# PROBLEM TO SOLVE
Your response should contain each line of the data that includes "desc".

(Beginning of DATA FOR ANALYSIS)

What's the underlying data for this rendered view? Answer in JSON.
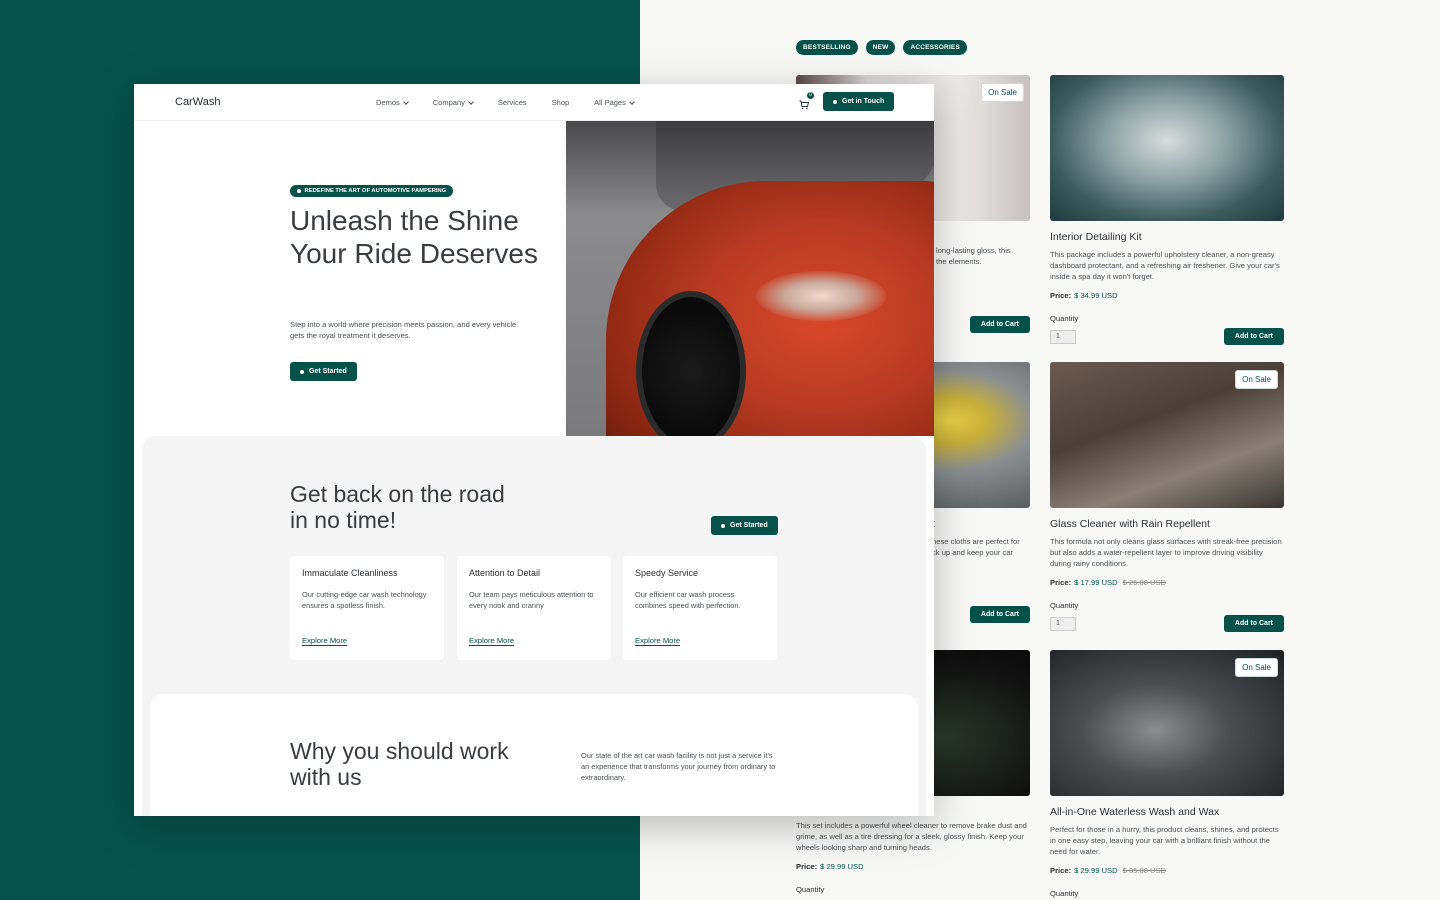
{
  "shop": {
    "filters": [
      "BESTSELLING",
      "NEW",
      "ACCESSORIES"
    ],
    "sale_badge": "On Sale",
    "price_label": "Price:",
    "quantity_label": "Quantity",
    "quantity_value": "1",
    "add_to_cart": "Add to Cart",
    "products": [
      {
        "title": "",
        "desc": "long-lasting gloss, this\nthe elements.",
        "price": "",
        "old_price": "",
        "on_sale": true
      },
      {
        "title": "Interior Detailing Kit",
        "desc": "This package includes a powerful upholstery cleaner, a non-greasy dashboard protectant, and a refreshing air freshener. Give your car's inside a spa day it won't forget.",
        "price": "$ 34.99 USD",
        "old_price": "",
        "on_sale": false
      },
      {
        "title": "t",
        "desc": "hese cloths are perfect for\nck up and keep your car",
        "price": "",
        "old_price": "",
        "on_sale": false
      },
      {
        "title": "Glass Cleaner with Rain Repellent",
        "desc": "This formula not only cleans glass surfaces with streak-free precision but also adds a water-repellent layer to improve driving visibility during rainy conditions.",
        "price": "$ 17.99 USD",
        "old_price": "$ 25.00 USD",
        "on_sale": true
      },
      {
        "title": "",
        "desc": "This set includes a powerful wheel cleaner to remove brake dust and grime, as well as a tire dressing for a sleek, glossy finish. Keep your wheels looking sharp and turning heads.",
        "price": "$ 29.99 USD",
        "old_price": "",
        "on_sale": false
      },
      {
        "title": "All-in-One Waterless Wash and Wax",
        "desc": "Perfect for those in a hurry, this product cleans, shines, and protects in one easy step, leaving your car with a brilliant finish without the need for water.",
        "price": "$ 29.99 USD",
        "old_price": "$ 35.00 USD",
        "on_sale": true
      }
    ]
  },
  "home": {
    "logo": "CarWash",
    "menu": [
      "Demos",
      "Company",
      "Services",
      "Shop",
      "All Pages"
    ],
    "cart_count": "0",
    "touch_button": "Get in Touch",
    "tagline": "REDEFINE THE ART OF AUTOMOTIVE PAMPERING",
    "hero_title": "Unleash the Shine Your Ride Deserves",
    "hero_sub": "Step into a world where precision meets passion, and every vehicle gets the royal treatment it deserves.",
    "hero_button": "Get Started",
    "s2_title": "Get back on the road in no time!",
    "s2_button": "Get Started",
    "features": [
      {
        "title": "Immaculate Cleanliness",
        "desc": "Our cutting-edge car wash technology ensures a spotless finish.",
        "link": "Explore More"
      },
      {
        "title": "Attention to Detail",
        "desc": "Our team pays meticulous attention to every nook and cranny",
        "link": "Explore More"
      },
      {
        "title": "Speedy Service",
        "desc": "Our efficient car wash process combines speed with perfection.",
        "link": "Explore More"
      }
    ],
    "s3_title": "Why you should work with us",
    "s3_text": "Our state of the art car wash facility is not just a service it's an experience that transforms your journey from ordinary to extraordinary."
  },
  "colors": {
    "brand": "#06524b",
    "background": "#f8f8f7"
  }
}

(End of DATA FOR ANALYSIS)

# RESULT
        "desc": "long-lasting gloss, this\nthe elements.",
        "desc": "This package includes a powerful upholstery cleaner, a non-greasy dashboard protectant, and a refreshing air freshener. Give your car's inside a spa day it won't forget.",
        "desc": "hese cloths are perfect for\nck up and keep your car",
        "desc": "This formula not only cleans glass surfaces with streak-free precision but also adds a water-repellent layer to improve driving visibility during rainy conditions.",
        "desc": "This set includes a powerful wheel cleaner to remove brake dust and grime, as well as a tire dressing for a sleek, glossy finish. Keep your wheels looking sharp and turning heads.",
        "desc": "Perfect for those in a hurry, this product cleans, shines, and protects in one easy step, leaving your car with a brilliant finish without the need for water.",
        "desc": "Our cutting-edge car wash technology ensures a spotless finish.",
        "desc": "Our team pays meticulous attention to every nook and cranny",
        "desc": "Our efficient car wash process combines speed with perfection.",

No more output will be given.